### To do
Below are records; count the lines in them that hold "Rock" and give only the count.

### Source data

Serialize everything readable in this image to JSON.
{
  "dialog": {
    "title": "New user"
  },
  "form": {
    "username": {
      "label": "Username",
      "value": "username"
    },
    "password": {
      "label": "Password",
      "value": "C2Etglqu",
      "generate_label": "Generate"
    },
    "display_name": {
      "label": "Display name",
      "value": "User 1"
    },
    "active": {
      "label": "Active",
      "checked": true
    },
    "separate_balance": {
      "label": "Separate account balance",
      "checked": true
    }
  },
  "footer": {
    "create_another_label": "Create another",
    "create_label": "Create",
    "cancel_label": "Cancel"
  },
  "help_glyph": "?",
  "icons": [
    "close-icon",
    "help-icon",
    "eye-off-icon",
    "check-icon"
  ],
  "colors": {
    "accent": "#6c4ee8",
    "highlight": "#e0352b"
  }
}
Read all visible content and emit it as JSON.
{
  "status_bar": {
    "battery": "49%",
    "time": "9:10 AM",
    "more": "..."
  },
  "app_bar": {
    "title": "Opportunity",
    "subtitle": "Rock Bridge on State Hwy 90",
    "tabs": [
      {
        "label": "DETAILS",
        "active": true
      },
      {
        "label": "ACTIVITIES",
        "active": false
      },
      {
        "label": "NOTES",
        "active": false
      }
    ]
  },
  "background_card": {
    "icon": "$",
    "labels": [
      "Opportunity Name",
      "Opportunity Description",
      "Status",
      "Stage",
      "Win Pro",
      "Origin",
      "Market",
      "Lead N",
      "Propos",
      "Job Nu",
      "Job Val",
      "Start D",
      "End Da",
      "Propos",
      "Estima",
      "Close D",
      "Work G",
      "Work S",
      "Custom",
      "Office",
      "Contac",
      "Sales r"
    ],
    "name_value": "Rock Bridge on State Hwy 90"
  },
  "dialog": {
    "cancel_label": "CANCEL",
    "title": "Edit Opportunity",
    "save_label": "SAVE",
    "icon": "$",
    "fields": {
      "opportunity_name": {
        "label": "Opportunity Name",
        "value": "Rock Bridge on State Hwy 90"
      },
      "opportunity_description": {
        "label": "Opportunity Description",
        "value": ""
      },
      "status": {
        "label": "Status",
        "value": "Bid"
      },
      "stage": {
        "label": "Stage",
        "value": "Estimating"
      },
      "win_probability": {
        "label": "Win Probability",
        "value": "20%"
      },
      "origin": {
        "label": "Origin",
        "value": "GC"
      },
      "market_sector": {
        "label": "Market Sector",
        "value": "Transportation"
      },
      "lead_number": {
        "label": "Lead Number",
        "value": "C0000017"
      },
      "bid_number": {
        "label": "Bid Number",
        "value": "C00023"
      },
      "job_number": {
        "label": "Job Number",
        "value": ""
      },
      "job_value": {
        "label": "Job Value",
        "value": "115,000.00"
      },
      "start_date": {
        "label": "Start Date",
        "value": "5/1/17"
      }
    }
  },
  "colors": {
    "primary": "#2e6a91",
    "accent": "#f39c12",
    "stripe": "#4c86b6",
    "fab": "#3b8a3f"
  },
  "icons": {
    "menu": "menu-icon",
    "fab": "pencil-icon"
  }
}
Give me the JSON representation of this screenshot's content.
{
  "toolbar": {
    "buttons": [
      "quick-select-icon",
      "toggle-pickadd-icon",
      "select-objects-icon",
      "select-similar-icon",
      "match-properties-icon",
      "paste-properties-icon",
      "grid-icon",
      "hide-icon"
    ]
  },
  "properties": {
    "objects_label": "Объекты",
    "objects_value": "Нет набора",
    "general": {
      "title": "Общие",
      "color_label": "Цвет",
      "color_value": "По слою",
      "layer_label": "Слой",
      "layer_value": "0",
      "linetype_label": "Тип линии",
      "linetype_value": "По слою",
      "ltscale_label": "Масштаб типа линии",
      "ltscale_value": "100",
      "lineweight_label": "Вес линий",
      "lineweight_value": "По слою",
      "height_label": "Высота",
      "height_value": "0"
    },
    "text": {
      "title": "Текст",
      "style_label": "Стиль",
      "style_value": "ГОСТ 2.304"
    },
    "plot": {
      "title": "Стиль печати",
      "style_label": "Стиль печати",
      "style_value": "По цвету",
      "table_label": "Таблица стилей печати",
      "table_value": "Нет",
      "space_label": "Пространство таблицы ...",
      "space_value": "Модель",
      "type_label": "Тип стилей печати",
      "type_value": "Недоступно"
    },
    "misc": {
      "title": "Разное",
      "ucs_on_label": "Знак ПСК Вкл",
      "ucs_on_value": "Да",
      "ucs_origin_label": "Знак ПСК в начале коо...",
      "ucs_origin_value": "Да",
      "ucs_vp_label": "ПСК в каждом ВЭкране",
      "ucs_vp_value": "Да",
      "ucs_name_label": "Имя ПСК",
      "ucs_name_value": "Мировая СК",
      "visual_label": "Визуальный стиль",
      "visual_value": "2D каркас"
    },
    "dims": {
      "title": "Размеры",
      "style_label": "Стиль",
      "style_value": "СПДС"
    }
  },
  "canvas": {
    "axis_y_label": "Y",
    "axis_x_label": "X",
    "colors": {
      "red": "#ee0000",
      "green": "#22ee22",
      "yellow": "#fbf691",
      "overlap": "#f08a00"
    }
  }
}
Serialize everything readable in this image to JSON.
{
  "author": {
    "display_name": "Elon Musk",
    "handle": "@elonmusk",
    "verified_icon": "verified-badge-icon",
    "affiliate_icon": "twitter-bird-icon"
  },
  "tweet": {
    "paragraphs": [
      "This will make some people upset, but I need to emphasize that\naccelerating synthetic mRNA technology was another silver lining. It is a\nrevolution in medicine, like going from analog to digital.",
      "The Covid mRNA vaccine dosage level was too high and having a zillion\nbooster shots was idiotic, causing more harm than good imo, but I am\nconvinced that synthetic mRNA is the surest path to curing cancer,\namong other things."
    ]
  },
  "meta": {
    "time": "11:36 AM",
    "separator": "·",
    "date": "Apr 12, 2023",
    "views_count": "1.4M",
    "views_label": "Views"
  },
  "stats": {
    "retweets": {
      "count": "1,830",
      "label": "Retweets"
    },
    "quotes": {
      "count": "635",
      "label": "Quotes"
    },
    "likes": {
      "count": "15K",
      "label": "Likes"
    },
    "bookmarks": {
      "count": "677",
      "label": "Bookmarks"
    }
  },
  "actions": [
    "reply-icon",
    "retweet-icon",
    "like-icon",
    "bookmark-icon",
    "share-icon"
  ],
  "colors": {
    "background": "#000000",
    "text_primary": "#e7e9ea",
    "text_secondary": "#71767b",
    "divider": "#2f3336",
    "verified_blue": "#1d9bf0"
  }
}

### Solution for this problem
3